====== PROVIDED DATA

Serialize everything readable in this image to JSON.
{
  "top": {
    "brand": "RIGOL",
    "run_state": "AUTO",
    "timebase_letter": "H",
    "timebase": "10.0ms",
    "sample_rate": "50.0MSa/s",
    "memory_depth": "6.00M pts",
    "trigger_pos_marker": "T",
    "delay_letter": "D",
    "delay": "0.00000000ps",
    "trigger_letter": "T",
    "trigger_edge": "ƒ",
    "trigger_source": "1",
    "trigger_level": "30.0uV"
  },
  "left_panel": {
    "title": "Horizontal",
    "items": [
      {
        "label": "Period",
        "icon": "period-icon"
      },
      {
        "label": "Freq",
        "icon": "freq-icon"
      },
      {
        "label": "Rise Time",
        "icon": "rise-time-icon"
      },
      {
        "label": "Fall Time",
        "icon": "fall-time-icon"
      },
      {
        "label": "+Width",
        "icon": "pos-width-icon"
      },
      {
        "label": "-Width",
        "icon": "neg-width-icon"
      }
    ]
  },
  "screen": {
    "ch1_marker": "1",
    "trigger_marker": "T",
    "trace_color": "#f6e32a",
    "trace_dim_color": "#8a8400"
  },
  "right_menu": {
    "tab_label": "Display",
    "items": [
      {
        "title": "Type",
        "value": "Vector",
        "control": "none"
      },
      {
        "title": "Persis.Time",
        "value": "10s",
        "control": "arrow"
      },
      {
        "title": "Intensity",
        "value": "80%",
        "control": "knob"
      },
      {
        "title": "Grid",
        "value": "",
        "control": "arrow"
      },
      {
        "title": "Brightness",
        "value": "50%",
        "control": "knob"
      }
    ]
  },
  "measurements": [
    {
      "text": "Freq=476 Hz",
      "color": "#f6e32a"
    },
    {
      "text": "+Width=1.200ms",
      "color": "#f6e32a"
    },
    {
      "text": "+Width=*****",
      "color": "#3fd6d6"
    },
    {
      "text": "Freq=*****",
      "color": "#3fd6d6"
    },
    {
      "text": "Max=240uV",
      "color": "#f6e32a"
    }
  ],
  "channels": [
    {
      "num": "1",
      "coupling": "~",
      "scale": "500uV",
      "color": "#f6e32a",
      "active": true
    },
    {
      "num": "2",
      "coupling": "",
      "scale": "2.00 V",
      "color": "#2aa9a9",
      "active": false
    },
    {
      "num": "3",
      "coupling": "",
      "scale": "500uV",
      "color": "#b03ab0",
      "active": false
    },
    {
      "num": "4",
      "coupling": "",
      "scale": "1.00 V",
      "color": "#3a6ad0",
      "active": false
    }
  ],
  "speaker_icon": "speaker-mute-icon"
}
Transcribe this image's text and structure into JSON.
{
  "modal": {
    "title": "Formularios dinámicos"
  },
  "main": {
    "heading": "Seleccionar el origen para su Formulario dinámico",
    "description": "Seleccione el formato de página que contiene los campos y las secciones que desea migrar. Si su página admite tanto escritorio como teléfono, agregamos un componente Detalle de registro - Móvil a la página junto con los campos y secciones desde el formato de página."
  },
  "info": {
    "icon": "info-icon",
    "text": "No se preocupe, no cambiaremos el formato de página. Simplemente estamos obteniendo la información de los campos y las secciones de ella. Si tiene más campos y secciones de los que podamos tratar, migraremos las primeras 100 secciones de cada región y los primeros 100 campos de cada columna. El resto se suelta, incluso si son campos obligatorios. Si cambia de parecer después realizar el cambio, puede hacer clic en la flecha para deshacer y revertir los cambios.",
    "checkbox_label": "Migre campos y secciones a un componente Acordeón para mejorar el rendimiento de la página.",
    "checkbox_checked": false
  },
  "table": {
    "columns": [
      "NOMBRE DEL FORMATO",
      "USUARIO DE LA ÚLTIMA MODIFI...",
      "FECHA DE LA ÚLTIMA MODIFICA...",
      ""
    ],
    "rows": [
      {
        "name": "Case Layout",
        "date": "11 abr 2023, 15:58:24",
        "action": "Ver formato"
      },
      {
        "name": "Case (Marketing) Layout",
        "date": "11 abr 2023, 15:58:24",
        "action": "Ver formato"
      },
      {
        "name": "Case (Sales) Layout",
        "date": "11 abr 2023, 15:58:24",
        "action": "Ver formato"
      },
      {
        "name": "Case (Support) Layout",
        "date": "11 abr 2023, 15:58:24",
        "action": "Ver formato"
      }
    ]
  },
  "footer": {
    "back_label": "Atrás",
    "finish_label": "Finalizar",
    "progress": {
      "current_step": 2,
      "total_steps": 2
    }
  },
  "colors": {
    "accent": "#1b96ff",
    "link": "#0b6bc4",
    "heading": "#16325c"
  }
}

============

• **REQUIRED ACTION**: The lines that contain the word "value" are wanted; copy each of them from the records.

• **REPLY**:
        "value": "Vector",
        "value": "10s",
        "value": "80%",
        "value": "",
        "value": "50%",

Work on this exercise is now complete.